**TASK TO CARRY OUT**:
Which lines belong in the answer? Exactly those from the line containing "Decode this image" through the last line of the records below, repeated as written.

**ENTRIES SUPPLIED**:

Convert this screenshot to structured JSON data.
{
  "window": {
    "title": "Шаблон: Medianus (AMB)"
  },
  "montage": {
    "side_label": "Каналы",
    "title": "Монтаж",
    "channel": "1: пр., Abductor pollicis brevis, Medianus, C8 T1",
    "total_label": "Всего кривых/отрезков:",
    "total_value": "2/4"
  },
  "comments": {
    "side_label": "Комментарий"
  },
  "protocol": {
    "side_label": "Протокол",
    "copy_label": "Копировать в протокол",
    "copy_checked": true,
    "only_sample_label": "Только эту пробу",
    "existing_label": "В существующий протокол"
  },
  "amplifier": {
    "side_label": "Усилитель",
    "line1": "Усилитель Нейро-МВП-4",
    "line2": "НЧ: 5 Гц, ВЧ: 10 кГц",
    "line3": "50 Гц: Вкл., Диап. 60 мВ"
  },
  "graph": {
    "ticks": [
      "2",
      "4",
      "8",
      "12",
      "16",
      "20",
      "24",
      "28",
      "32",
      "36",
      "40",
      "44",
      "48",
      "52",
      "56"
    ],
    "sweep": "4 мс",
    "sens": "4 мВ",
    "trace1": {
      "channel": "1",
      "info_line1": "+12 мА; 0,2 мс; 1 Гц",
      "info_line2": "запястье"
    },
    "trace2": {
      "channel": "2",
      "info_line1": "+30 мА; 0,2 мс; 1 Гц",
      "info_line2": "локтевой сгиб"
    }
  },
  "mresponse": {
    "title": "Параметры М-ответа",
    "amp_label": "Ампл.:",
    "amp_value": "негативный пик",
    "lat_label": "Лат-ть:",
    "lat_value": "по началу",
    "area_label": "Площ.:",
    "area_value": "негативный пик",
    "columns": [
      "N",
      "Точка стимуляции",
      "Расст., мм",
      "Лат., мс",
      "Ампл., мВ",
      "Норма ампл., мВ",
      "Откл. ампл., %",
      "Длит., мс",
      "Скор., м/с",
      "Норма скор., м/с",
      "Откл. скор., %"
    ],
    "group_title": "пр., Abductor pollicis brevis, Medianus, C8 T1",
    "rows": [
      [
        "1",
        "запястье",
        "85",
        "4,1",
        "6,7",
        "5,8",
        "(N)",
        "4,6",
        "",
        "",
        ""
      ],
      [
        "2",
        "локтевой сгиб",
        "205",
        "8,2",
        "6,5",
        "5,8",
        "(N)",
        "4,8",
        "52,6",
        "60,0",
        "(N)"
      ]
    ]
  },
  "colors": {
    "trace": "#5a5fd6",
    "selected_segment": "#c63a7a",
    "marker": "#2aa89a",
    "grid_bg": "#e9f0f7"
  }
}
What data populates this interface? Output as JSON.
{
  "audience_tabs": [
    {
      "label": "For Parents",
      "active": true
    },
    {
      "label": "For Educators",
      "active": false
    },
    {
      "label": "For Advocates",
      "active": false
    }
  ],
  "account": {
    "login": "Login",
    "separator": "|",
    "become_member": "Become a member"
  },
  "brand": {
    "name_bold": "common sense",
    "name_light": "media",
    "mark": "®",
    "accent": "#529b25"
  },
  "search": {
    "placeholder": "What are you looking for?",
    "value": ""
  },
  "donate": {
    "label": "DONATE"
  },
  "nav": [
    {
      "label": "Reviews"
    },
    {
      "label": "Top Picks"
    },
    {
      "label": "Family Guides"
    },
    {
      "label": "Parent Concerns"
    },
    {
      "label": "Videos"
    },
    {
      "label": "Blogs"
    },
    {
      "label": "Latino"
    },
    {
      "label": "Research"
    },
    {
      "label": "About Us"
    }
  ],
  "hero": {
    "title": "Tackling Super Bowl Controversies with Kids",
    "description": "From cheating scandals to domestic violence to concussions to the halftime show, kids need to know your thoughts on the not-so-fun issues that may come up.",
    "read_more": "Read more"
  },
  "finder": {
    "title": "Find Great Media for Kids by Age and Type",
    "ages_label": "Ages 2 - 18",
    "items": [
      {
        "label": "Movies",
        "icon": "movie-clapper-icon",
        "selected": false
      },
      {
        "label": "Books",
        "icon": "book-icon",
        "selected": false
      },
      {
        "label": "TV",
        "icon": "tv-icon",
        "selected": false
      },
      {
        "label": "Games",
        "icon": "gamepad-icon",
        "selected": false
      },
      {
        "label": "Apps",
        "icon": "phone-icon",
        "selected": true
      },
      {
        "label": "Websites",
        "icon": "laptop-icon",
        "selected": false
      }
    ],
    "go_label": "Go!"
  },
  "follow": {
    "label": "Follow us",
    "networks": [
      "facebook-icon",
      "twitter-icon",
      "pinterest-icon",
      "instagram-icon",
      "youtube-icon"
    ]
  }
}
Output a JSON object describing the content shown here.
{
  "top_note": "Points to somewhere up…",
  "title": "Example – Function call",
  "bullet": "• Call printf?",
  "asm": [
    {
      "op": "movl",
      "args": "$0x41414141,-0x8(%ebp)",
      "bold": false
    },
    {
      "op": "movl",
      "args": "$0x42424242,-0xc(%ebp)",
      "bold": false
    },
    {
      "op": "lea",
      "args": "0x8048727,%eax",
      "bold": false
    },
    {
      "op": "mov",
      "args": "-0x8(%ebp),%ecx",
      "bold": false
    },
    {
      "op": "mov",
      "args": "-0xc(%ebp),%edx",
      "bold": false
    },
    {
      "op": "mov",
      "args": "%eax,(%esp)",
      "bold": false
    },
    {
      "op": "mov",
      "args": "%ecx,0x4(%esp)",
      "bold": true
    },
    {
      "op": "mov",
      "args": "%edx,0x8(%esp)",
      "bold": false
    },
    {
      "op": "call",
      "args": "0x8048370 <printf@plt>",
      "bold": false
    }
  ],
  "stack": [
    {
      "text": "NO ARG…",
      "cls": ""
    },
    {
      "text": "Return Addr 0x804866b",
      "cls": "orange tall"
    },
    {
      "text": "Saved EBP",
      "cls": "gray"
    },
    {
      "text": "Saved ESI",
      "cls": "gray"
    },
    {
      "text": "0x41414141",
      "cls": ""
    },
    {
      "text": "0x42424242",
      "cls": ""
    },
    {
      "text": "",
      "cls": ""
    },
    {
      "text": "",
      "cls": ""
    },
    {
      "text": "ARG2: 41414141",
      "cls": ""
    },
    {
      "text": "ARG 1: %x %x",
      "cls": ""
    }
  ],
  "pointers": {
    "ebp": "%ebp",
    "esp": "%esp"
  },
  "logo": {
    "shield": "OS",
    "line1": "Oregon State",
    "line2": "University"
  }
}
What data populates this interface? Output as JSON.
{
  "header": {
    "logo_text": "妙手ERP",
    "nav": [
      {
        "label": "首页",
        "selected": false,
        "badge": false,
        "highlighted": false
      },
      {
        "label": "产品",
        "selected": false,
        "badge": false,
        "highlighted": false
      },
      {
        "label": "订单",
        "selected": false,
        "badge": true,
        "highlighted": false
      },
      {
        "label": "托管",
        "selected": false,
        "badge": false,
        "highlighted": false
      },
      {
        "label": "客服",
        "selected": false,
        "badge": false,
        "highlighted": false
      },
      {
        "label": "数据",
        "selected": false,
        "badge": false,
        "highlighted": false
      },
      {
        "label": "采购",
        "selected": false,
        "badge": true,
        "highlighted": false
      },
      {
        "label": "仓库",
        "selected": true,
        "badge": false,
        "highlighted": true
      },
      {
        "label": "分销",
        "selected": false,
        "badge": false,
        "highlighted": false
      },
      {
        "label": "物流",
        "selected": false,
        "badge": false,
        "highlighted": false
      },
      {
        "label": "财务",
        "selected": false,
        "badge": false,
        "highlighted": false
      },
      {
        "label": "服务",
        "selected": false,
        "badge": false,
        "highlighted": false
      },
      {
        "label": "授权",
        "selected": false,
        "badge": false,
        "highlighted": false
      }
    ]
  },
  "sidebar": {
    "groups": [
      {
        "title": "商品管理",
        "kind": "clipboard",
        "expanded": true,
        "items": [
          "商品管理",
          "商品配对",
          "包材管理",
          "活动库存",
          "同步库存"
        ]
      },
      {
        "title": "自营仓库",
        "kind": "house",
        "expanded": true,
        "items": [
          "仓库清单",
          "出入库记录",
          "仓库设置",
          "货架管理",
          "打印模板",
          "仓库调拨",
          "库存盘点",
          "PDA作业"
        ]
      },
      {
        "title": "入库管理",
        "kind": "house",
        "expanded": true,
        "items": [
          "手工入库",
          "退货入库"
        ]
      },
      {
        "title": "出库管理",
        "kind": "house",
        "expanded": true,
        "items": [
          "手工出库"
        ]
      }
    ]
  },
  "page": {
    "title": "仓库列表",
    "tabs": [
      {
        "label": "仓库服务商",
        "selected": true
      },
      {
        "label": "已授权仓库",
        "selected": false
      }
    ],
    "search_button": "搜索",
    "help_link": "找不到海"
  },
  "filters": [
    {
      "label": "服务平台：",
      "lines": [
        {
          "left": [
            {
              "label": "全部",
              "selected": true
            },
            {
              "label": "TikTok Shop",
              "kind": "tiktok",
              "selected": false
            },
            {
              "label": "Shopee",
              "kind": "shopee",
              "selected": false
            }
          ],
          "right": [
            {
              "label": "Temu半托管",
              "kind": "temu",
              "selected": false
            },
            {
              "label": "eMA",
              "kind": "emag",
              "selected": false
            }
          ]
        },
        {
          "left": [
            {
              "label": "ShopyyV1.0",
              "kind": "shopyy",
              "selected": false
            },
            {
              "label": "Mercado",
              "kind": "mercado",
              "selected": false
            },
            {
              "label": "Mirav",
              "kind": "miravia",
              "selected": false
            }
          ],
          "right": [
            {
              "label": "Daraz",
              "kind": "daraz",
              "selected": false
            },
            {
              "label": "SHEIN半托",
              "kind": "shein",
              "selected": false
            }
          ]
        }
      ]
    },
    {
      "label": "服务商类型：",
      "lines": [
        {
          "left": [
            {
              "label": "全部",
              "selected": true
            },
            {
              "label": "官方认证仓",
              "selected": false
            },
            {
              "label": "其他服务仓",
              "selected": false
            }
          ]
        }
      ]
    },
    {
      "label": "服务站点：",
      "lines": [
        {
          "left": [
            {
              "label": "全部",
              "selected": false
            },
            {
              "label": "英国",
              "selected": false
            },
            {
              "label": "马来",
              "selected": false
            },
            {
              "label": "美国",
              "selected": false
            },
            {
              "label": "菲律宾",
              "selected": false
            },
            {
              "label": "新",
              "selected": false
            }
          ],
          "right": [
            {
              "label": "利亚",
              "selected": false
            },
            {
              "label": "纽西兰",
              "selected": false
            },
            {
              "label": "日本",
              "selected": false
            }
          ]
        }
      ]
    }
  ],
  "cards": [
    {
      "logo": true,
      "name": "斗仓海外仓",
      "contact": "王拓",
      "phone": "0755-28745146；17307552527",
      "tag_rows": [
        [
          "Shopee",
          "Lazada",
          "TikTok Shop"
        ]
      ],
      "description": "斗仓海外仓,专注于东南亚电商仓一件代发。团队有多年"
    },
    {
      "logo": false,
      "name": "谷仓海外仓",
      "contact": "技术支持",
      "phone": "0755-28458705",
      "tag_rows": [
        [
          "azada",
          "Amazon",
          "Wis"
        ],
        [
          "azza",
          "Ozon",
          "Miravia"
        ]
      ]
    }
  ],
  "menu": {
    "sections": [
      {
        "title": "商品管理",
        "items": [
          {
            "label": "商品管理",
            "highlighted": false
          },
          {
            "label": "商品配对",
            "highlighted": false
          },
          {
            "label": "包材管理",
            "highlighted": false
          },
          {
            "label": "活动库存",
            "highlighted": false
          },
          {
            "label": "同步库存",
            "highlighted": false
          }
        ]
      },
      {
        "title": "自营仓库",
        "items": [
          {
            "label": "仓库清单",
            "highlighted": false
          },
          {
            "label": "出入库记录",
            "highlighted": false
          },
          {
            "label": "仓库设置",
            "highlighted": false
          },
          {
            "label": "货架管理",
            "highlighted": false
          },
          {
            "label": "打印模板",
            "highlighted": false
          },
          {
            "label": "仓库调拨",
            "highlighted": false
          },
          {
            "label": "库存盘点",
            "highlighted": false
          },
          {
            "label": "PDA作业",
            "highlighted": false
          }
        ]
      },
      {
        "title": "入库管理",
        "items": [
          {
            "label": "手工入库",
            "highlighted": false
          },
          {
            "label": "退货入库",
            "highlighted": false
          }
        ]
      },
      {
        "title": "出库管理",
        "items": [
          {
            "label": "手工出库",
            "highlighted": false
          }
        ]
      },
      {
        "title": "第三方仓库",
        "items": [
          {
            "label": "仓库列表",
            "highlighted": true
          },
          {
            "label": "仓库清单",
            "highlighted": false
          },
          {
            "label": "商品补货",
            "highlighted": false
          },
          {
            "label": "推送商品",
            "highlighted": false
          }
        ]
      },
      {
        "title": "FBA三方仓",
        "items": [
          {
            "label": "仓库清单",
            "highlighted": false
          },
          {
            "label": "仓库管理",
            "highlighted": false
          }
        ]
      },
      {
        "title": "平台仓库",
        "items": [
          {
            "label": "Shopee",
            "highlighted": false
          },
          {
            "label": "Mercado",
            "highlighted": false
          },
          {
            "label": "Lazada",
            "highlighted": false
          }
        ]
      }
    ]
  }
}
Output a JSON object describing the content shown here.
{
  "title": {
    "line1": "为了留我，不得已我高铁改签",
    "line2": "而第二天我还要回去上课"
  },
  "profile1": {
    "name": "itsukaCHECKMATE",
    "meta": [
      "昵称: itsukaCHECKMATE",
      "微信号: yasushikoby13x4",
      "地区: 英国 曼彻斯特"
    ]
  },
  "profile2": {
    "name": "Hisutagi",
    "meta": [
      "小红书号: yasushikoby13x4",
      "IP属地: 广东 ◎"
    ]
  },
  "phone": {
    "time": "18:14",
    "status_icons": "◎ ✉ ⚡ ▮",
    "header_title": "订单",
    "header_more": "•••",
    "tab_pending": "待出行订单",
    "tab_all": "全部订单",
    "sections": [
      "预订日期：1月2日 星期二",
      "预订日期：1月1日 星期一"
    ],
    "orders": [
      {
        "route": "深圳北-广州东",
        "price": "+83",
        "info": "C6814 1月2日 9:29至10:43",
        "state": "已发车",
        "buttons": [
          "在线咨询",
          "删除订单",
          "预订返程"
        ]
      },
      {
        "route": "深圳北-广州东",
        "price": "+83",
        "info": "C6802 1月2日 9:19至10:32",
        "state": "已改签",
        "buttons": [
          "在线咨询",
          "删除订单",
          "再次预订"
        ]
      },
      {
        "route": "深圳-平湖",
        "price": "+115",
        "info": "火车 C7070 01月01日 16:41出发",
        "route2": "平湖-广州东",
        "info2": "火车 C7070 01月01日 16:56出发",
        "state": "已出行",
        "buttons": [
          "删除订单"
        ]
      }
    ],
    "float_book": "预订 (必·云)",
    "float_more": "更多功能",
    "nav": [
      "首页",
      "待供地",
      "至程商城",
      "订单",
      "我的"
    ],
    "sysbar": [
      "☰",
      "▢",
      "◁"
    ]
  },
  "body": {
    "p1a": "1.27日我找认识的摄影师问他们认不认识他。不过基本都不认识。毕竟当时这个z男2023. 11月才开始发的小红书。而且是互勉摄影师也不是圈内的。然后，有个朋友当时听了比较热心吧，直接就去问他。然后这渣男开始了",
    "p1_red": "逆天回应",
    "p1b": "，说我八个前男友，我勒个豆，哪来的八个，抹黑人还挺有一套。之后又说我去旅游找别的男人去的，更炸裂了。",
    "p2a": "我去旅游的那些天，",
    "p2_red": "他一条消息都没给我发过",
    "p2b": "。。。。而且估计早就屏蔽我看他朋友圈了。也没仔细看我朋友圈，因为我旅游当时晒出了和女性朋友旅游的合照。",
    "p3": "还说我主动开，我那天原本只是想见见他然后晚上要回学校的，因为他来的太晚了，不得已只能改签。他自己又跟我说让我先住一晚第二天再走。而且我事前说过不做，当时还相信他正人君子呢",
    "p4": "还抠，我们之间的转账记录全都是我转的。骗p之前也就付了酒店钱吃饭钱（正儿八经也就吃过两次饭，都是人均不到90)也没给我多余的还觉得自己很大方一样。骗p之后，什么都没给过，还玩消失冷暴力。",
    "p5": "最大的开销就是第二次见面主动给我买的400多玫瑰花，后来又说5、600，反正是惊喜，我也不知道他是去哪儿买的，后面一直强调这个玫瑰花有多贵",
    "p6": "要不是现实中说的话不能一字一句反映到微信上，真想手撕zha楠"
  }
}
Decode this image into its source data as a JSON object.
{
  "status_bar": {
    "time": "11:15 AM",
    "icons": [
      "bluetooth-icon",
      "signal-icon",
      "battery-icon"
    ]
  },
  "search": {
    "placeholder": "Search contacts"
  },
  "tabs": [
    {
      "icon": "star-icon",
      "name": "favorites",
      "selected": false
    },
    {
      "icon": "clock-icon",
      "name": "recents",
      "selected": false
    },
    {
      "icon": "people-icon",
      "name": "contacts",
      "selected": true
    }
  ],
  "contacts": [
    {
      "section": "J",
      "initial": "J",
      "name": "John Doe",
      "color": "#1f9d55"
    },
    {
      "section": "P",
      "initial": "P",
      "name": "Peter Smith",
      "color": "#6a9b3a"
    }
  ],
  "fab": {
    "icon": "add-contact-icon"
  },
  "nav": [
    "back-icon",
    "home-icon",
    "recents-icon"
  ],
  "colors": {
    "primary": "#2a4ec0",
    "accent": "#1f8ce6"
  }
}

**ANSWER TO THE PROBLEM**:
Decode this image into its source data as a JSON object.
{
  "status_bar": {
    "time": "11:15 AM",
    "icons": [
      "bluetooth-icon",
      "signal-icon",
      "battery-icon"
    ]
  },
  "search": {
    "placeholder": "Search contacts"
  },
  "tabs": [
    {
      "icon": "star-icon",
      "name": "favorites",
      "selected": false
    },
    {
      "icon": "clock-icon",
      "name": "recents",
      "selected": false
    },
    {
      "icon": "people-icon",
      "name": "contacts",
      "selected": true
    }
  ],
  "contacts": [
    {
      "section": "J",
      "initial": "J",
      "name": "John Doe",
      "color": "#1f9d55"
    },
    {
      "section": "P",
      "initial": "P",
      "name": "Peter Smith",
      "color": "#6a9b3a"
    }
  ],
  "fab": {
    "icon": "add-contact-icon"
  },
  "nav": [
    "back-icon",
    "home-icon",
    "recents-icon"
  ],
  "colors": {
    "primary": "#2a4ec0",
    "accent": "#1f8ce6"
  }
}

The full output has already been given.